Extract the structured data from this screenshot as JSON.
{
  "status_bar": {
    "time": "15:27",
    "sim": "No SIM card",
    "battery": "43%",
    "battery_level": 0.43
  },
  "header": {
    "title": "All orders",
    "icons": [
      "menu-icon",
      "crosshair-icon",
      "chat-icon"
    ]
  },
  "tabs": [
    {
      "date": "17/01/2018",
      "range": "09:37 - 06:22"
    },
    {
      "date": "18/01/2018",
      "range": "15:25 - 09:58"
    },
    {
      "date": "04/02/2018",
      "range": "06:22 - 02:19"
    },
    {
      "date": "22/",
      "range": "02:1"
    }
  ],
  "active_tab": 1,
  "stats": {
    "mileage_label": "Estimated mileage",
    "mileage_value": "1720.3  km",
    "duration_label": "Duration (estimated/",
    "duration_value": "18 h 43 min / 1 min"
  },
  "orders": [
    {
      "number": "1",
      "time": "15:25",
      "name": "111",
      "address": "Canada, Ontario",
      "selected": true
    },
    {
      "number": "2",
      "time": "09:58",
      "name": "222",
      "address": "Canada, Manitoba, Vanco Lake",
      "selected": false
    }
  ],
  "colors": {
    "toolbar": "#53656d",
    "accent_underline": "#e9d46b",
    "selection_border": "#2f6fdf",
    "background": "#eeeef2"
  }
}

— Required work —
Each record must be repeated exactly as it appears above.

— Task solution —
Extract the structured data from this screenshot as JSON.
{
  "status_bar": {
    "time": "15:27",
    "sim": "No SIM card",
    "battery": "43%",
    "battery_level": 0.43
  },
  "header": {
    "title": "All orders",
    "icons": [
      "menu-icon",
      "crosshair-icon",
      "chat-icon"
    ]
  },
  "tabs": [
    {
      "date": "17/01/2018",
      "range": "09:37 - 06:22"
    },
    {
      "date": "18/01/2018",
      "range": "15:25 - 09:58"
    },
    {
      "date": "04/02/2018",
      "range": "06:22 - 02:19"
    },
    {
      "date": "22/",
      "range": "02:1"
    }
  ],
  "active_tab": 1,
  "stats": {
    "mileage_label": "Estimated mileage",
    "mileage_value": "1720.3  km",
    "duration_label": "Duration (estimated/",
    "duration_value": "18 h 43 min / 1 min"
  },
  "orders": [
    {
      "number": "1",
      "time": "15:25",
      "name": "111",
      "address": "Canada, Ontario",
      "selected": true
    },
    {
      "number": "2",
      "time": "09:58",
      "name": "222",
      "address": "Canada, Manitoba, Vanco Lake",
      "selected": false
    }
  ],
  "colors": {
    "toolbar": "#53656d",
    "accent_underline": "#e9d46b",
    "selection_border": "#2f6fdf",
    "background": "#eeeef2"
  }
}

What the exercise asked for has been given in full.